The audience voted on the following topics for discussion: tutorials, mobile technology, and tours and orientations. We then split everyone into groups and asked each group to think about the opportunities, challenges, innovations, and resources related to each of the topics. The groups rotated 3 times, allowing everyone to have the opportunity to weigh in on the selected agenda items.
As the chair of SSD and organizer of this event, this seemed like a very exciting format and I am so glad that we tried it because I can honestly say I learned more in this discussion than in any other I’ve organized in the past. In each of the groups, we shared many of the challenges we all have across our institutions, but we also bonded over the many innovative things each one of us is able to do, despite the various stresses we are under. Above all, it was nice to have the opportunity and space to talk about the first year experience and what it means to each of us.
I also learned more about technology than I expected to, when I was organizing the event. We argued whether QR codes should still be a thing (jury is open on that, but it is good for us librarians to question these things and not make too many assumptions about first year students and tech). We also admitted that, yes, free tutorial tools are great–but can we please just start investing more into our learning objects? A nice mic can go a long way. yes, Facebook is STILL popular, but students do not want their Facebook presence to be bombarded with library stuff (asking them to take selfies, etc.). These are some other tools I learned about and couldn’t wait to share back home:
- History Pin (https://www.historypin.org/en/) is great for making fun, interactive, historical tours of the library
- Klikaklu (http://www.klikaklu.com) makes awesome scavenger hunts
- Pocket Points (https://pocketpoints.com) is an app that rewards students for not using their phone during class (!) with discounts on local food. Perfect for that freshmen comp BI session.

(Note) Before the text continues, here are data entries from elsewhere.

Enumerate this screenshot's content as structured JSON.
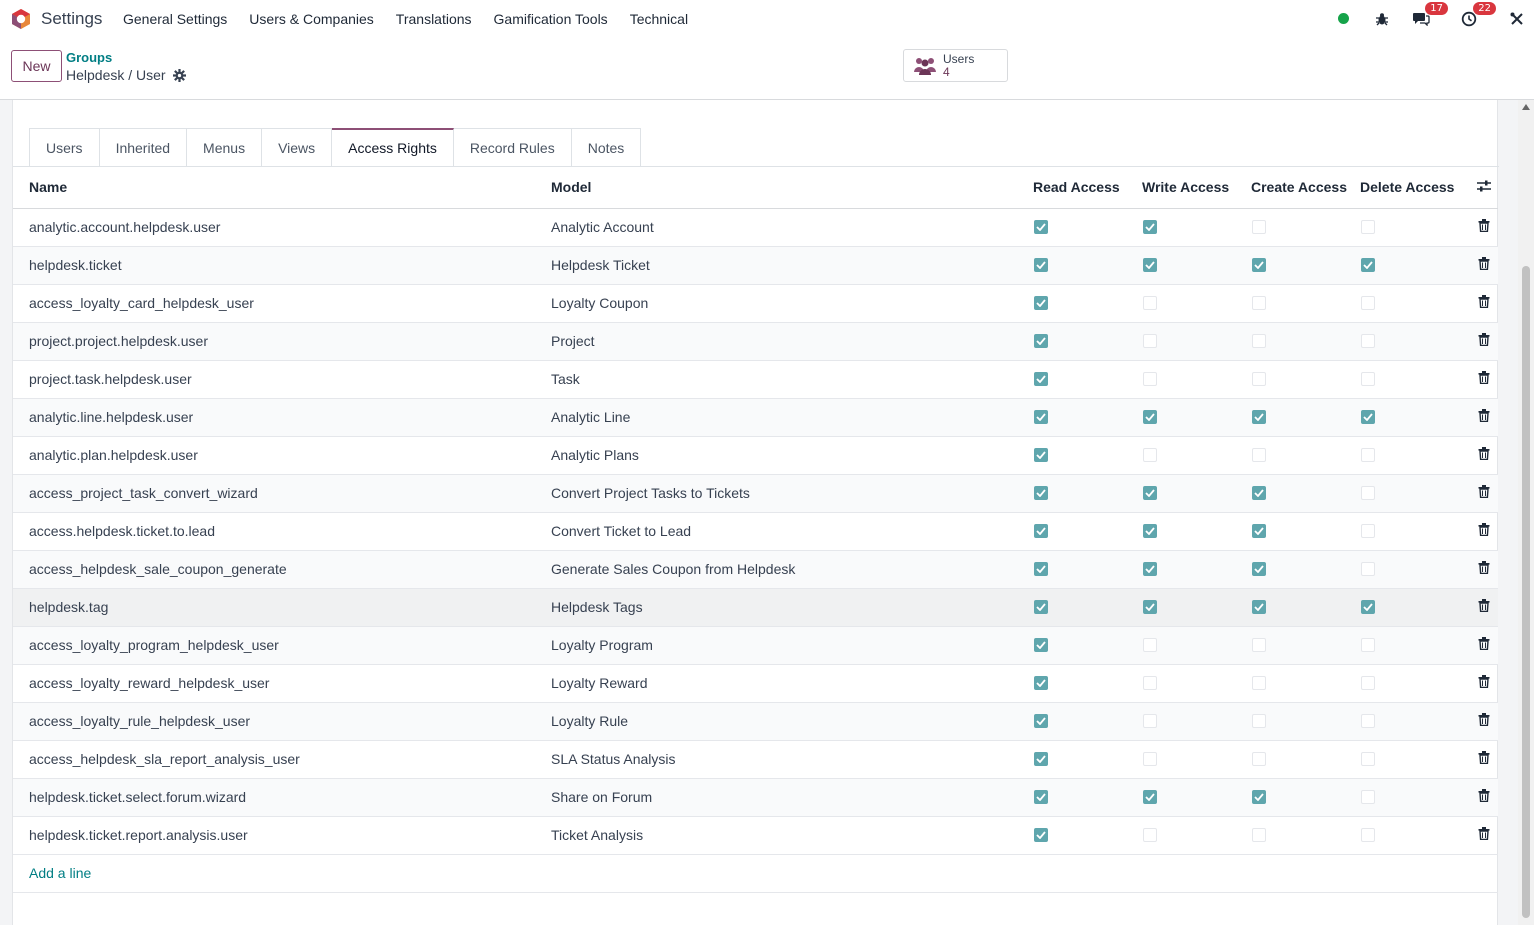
{
  "navbar": {
    "app_name": "Settings",
    "menu": [
      "General Settings",
      "Users & Companies",
      "Translations",
      "Gamification Tools",
      "Technical"
    ],
    "messages_count": "17",
    "activities_count": "22"
  },
  "control_panel": {
    "new_label": "New",
    "breadcrumb_parent": "Groups",
    "breadcrumb_current": "Helpdesk / User",
    "stat_label": "Users",
    "stat_value": "4"
  },
  "tabs": [
    {
      "label": "Users",
      "active": false
    },
    {
      "label": "Inherited",
      "active": false
    },
    {
      "label": "Menus",
      "active": false
    },
    {
      "label": "Views",
      "active": false
    },
    {
      "label": "Access Rights",
      "active": true
    },
    {
      "label": "Record Rules",
      "active": false
    },
    {
      "label": "Notes",
      "active": false
    }
  ],
  "table": {
    "headers": {
      "name": "Name",
      "model": "Model",
      "read": "Read Access",
      "write": "Write Access",
      "create": "Create Access",
      "delete": "Delete Access"
    },
    "rows": [
      {
        "name": "analytic.account.helpdesk.user",
        "model": "Analytic Account",
        "read": true,
        "write": true,
        "create": false,
        "delete": false
      },
      {
        "name": "helpdesk.ticket",
        "model": "Helpdesk Ticket",
        "read": true,
        "write": true,
        "create": true,
        "delete": true
      },
      {
        "name": "access_loyalty_card_helpdesk_user",
        "model": "Loyalty Coupon",
        "read": true,
        "write": false,
        "create": false,
        "delete": false
      },
      {
        "name": "project.project.helpdesk.user",
        "model": "Project",
        "read": true,
        "write": false,
        "create": false,
        "delete": false
      },
      {
        "name": "project.task.helpdesk.user",
        "model": "Task",
        "read": true,
        "write": false,
        "create": false,
        "delete": false
      },
      {
        "name": "analytic.line.helpdesk.user",
        "model": "Analytic Line",
        "read": true,
        "write": true,
        "create": true,
        "delete": true
      },
      {
        "name": "analytic.plan.helpdesk.user",
        "model": "Analytic Plans",
        "read": true,
        "write": false,
        "create": false,
        "delete": false
      },
      {
        "name": "access_project_task_convert_wizard",
        "model": "Convert Project Tasks to Tickets",
        "read": true,
        "write": true,
        "create": true,
        "delete": false
      },
      {
        "name": "access.helpdesk.ticket.to.lead",
        "model": "Convert Ticket to Lead",
        "read": true,
        "write": true,
        "create": true,
        "delete": false
      },
      {
        "name": "access_helpdesk_sale_coupon_generate",
        "model": "Generate Sales Coupon from Helpdesk",
        "read": true,
        "write": true,
        "create": true,
        "delete": false
      },
      {
        "name": "helpdesk.tag",
        "model": "Helpdesk Tags",
        "read": true,
        "write": true,
        "create": true,
        "delete": true
      },
      {
        "name": "access_loyalty_program_helpdesk_user",
        "model": "Loyalty Program",
        "read": true,
        "write": false,
        "create": false,
        "delete": false
      },
      {
        "name": "access_loyalty_reward_helpdesk_user",
        "model": "Loyalty Reward",
        "read": true,
        "write": false,
        "create": false,
        "delete": false
      },
      {
        "name": "access_loyalty_rule_helpdesk_user",
        "model": "Loyalty Rule",
        "read": true,
        "write": false,
        "create": false,
        "delete": false
      },
      {
        "name": "access_helpdesk_sla_report_analysis_user",
        "model": "SLA Status Analysis",
        "read": true,
        "write": false,
        "create": false,
        "delete": false
      },
      {
        "name": "helpdesk.ticket.select.forum.wizard",
        "model": "Share on Forum",
        "read": true,
        "write": true,
        "create": true,
        "delete": false
      },
      {
        "name": "helpdesk.ticket.report.analysis.user",
        "model": "Ticket Analysis",
        "read": true,
        "write": false,
        "create": false,
        "delete": false
      }
    ],
    "add_line": "Add a line"
  }
}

While putting together the Unconference was admittedly scary, due to the lack of structure, which is necessary for the event, at the end I was very glad we did it and couldn’t wait to try it again. If there are any topics you’d like to suggest for a future SSD Unconference, please email me (firstname.lastname@example.org).
Chair, ETS Services and Systems for Discovery Committee